WHAT IS BEING ASKED:
Would you output all the lines below precisely as they stand, leaving each picture out?
***** EXCERPTED DATA
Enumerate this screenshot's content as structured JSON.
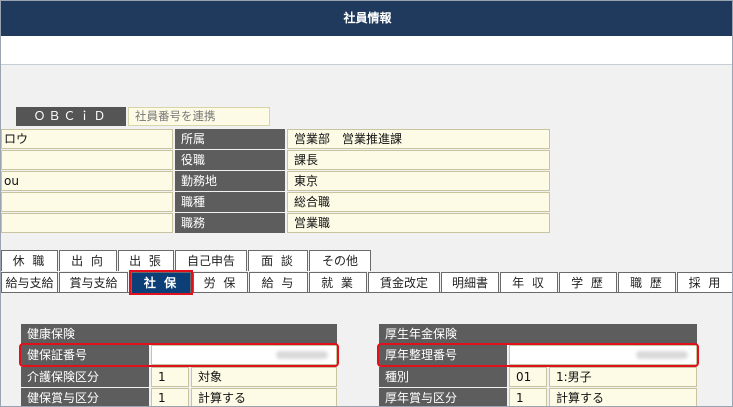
{
  "window": {
    "title": "社員情報"
  },
  "obc": {
    "button_label": "ＯＢＣｉＤ",
    "link_placeholder": "社員番号を連携"
  },
  "left_fields": [
    "ロウ",
    "",
    "ou",
    "",
    ""
  ],
  "profile": [
    {
      "label": "所属",
      "value": "営業部　営業推進課"
    },
    {
      "label": "役職",
      "value": "課長"
    },
    {
      "label": "勤務地",
      "value": "東京"
    },
    {
      "label": "職種",
      "value": "総合職"
    },
    {
      "label": "職務",
      "value": "営業職"
    }
  ],
  "tabs_row1": [
    "休 職",
    "出 向",
    "出 張",
    "自己申告",
    "面 談",
    "その他"
  ],
  "tabs_row2": [
    "給与支給",
    "賞与支給",
    "社 保",
    "労 保",
    "給 与",
    "就 業",
    "賃金改定",
    "明細書",
    "年 収",
    "学 歴",
    "職 歴",
    "採 用"
  ],
  "active_tab": "社 保",
  "health": {
    "header": "健康保険",
    "rows": [
      {
        "label": "健保証番号",
        "code": "",
        "value": ""
      },
      {
        "label": "介護保険区分",
        "code": "1",
        "value": "対象"
      },
      {
        "label": "健保賞与区分",
        "code": "1",
        "value": "計算する"
      }
    ]
  },
  "pension": {
    "header": "厚生年金保険",
    "rows": [
      {
        "label": "厚年整理番号",
        "code": "",
        "value": ""
      },
      {
        "label": "種別",
        "code": "01",
        "value": "1:男子"
      },
      {
        "label": "厚年賞与区分",
        "code": "1",
        "value": "計算する"
      }
    ]
  },
  "colors": {
    "titlebar": "#1f3a5c",
    "active_tab": "#0c3f78",
    "highlight": "#e0101c",
    "label_bg": "#5d5d5d",
    "value_bg": "#fdfbe6"
  }
}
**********
RESPONSE BOX:
Enumerate this screenshot's content as structured JSON.
{
  "window": {
    "title": "社員情報"
  },
  "obc": {
    "button_label": "ＯＢＣｉＤ",
    "link_placeholder": "社員番号を連携"
  },
  "left_fields": [
    "ロウ",
    "",
    "ou",
    "",
    ""
  ],
  "profile": [
    {
      "label": "所属",
      "value": "営業部　営業推進課"
    },
    {
      "label": "役職",
      "value": "課長"
    },
    {
      "label": "勤務地",
      "value": "東京"
    },
    {
      "label": "職種",
      "value": "総合職"
    },
    {
      "label": "職務",
      "value": "営業職"
    }
  ],
  "tabs_row1": [
    "休 職",
    "出 向",
    "出 張",
    "自己申告",
    "面 談",
    "その他"
  ],
  "tabs_row2": [
    "給与支給",
    "賞与支給",
    "社 保",
    "労 保",
    "給 与",
    "就 業",
    "賃金改定",
    "明細書",
    "年 収",
    "学 歴",
    "職 歴",
    "採 用"
  ],
  "active_tab": "社 保",
  "health": {
    "header": "健康保険",
    "rows": [
      {
        "label": "健保証番号",
        "code": "",
        "value": ""
      },
      {
        "label": "介護保険区分",
        "code": "1",
        "value": "対象"
      },
      {
        "label": "健保賞与区分",
        "code": "1",
        "value": "計算する"
      }
    ]
  },
  "pension": {
    "header": "厚生年金保険",
    "rows": [
      {
        "label": "厚年整理番号",
        "code": "",
        "value": ""
      },
      {
        "label": "種別",
        "code": "01",
        "value": "1:男子"
      },
      {
        "label": "厚年賞与区分",
        "code": "1",
        "value": "計算する"
      }
    ]
  },
  "colors": {
    "titlebar": "#1f3a5c",
    "active_tab": "#0c3f78",
    "highlight": "#e0101c",
    "label_bg": "#5d5d5d",
    "value_bg": "#fdfbe6"
  }
}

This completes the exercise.